Pretty Ophelia—


Indeed, without an oath I’ll make an end on ’t:
By Gis and by Saint Charity,
Alack, and fie, for shame!
Young men will do ’t, if they come to ’t.
By Cock, they are to blame.
Quoth she, “Before you tumbled me,
You promised me to wed.”
From a feminist critical perspective, this is pretty interesting. Everyone says she's acting crazy, and that she's lost her mind (and yes, she has) partly because she is daring to say something critical about men instead of just obeying their orders.
How are relationships between men and women described? What does it suggest about power, sexuality, and gender?

Let's look at this passage. Note that I am condensing this passage for clarity, indicated by the ellipsis:


Sweet Gertrude, leave us too,
For we have closely sent for Hamlet hither,
That he, as ’twere by accident, may here
Affront Ophelia.
I shall obey you.
And for your part, Ophelia, I do wish
That your good beauties be the happy cause
Of Hamlet’s wildness.
There's a lot going on here. Claudius asks Gertrude to leave, indicating that she's not needed or wanted, and she "obeys." (Note that she is THE QUEEN, by the way.) But not before delivering this line to Ophelia about how she hopes that the young woman's beauty will somehow calm down Hamlet's crazy behavior.
In this passage, Gertrude is docile, and she reinforces the notion that women are to be seen, not heard. (And that one of the best things a woman can be is beautiful.) Not exactly a rousing feminist statement.
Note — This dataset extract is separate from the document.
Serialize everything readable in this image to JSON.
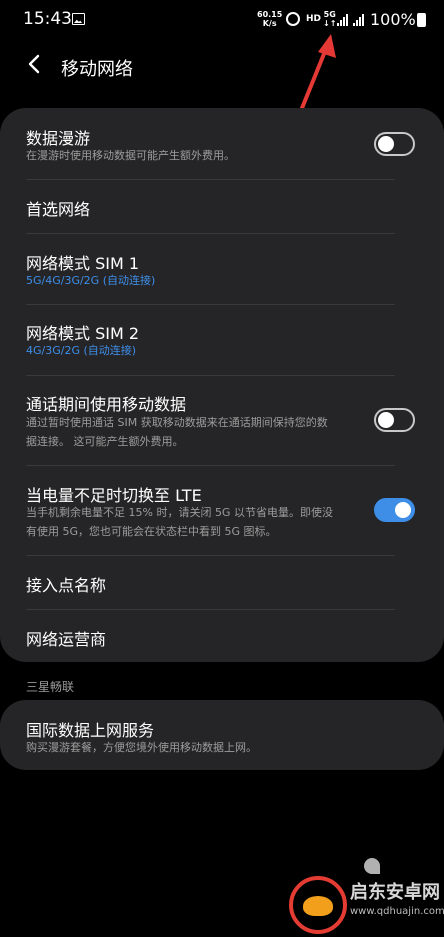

Does the piece of literature reinforce the oppression of women, whether politically, socially, economically, or socially?

The depictions of both Ophelia and Gertrude are problematic. We've already talked about Ophelia, above, so let's focus on the fact that we, as the readers, only really see the character of Gertude through the perspective of Hamlet, her son. And Hamlet is very troubled by the notion that his mother is a sexual being. He attacks her for remarrying (Claudius is now her husband) and even of killing her husband, Hamlet's father. But his obsession with her sexual life is notable, too:


O Hamlet, speak no more!
Thou turn’st mine eyes into my very soul,
And there I see such black and grainèd spots
As will not leave their tinct.
Nay, but to live
In the rank sweat of an enseamèd bed,
Stewed in corruption, honeying and making love
Over the nasty sty—

This pretty much speaks for itself: Hamlet wants to force his mother into chastity. He doesn't look so good through a feminist critical lens, does he?